Over eight months ago, we endorsed Bernie Sanders for president in the midst of the Democratic primary season. Now, we urge Penn community members to cast their ballot for Joe Biden in the general election.
You may find that discussing the Affordable Care Act in objective, clinical terms without references to politics or party will spark a refreshing and fruitful debate.
Women have made great strides in the last century, but what is done on paper does not always correlate to an equal change in American attitudes.
Unlike Trump, Biden supports funding for both basic and translational science research, and historically, he has backed it up.
By no means am I one to tell you not to follow your moral values, but just understand the repercussions of your actions: if not for yourself, then for your friends, family, and the future of our country.
Your vote counts just as much as anyone else’s, and the only time your voice is not equal to others is when you don’t let it be heard. That’s why we vote.
We’re not asking you to hide your principles going into Election Day or going forward; we’re asking you to be open to listening to and associating with those you disagree with.
Joe Biden can’t solve all of our problems, and for many of us, including myself, he wasn’t our first choice for president. But electing Joe Biden is absolutely necessary if we are going to make any sort of progress.

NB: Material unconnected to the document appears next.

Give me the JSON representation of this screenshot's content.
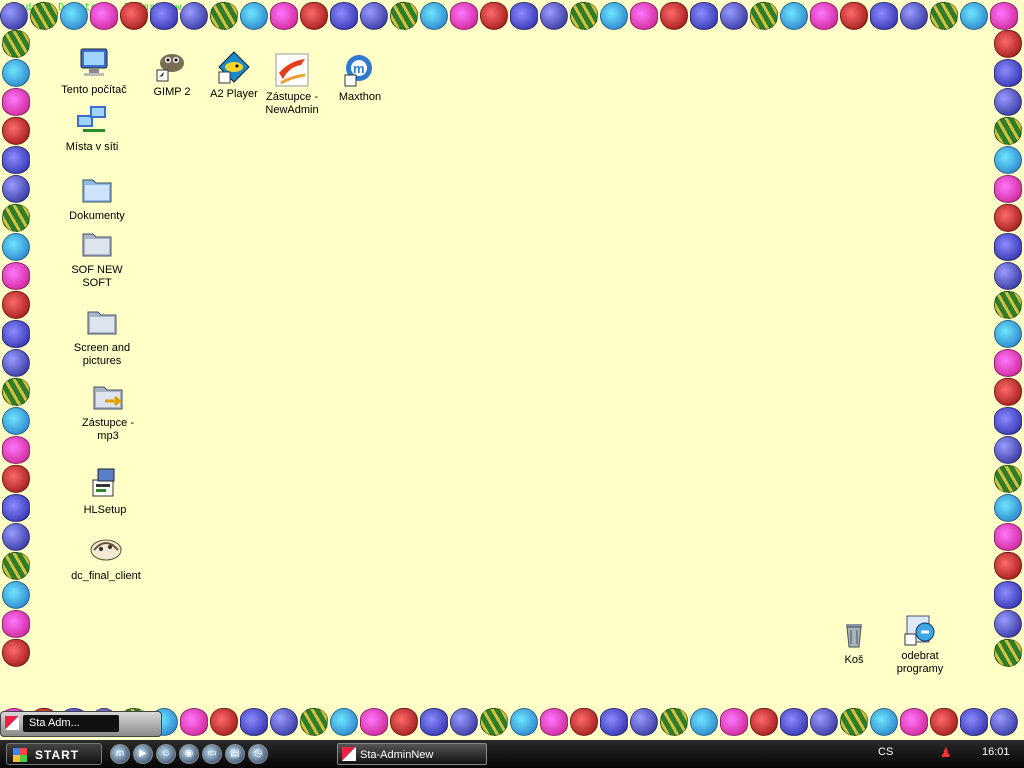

While much attention has been paid to the presidential race, far less heralded are local issues, including four ballot questions. Here's how The Daily Pennsylvanian Editorial Board recommends handling the questions.
It might be a hard pill to swallow, but selling actions as “doing well by doing good” is a lie.
There is ample evidence showing that culture of origin is no indicator of assimilation and performance.
For the sake of its student body and those in the West Philadelphia community, Penn must do everything in its power to fight food insecurity and kick hunger off-campus.
SARAH KHAN is a College junior from Lynn Haven, Fla.
It is crucial for us as students to draw a line in politics and separate political judgments from our daily interactions.
I’m with Kenny Chesney when I ask myself the question: “Can’t we all get along?”
To prevent self-deprecation from becoming even more problematic, Penn students need to be more conscious of the language they engage in, as well as the language that their peers use.
On Wednesday, Oct. 21, we invite you to join us — remotely — for “Penn Remembers: A Virtual Vigil.”
In light of the economic harm caused by the COVID-19 pandemic, Penn students must do their part and support local businesses when they can.
Though Penn leans liberal, I’m sure that there are Republican Quakers waiting to have a conversation, feeling marginalized by their peers.
Stress doesn't have to paralyze you. When it feels like everything is out of control, pause and think about the ways in which you are already in control.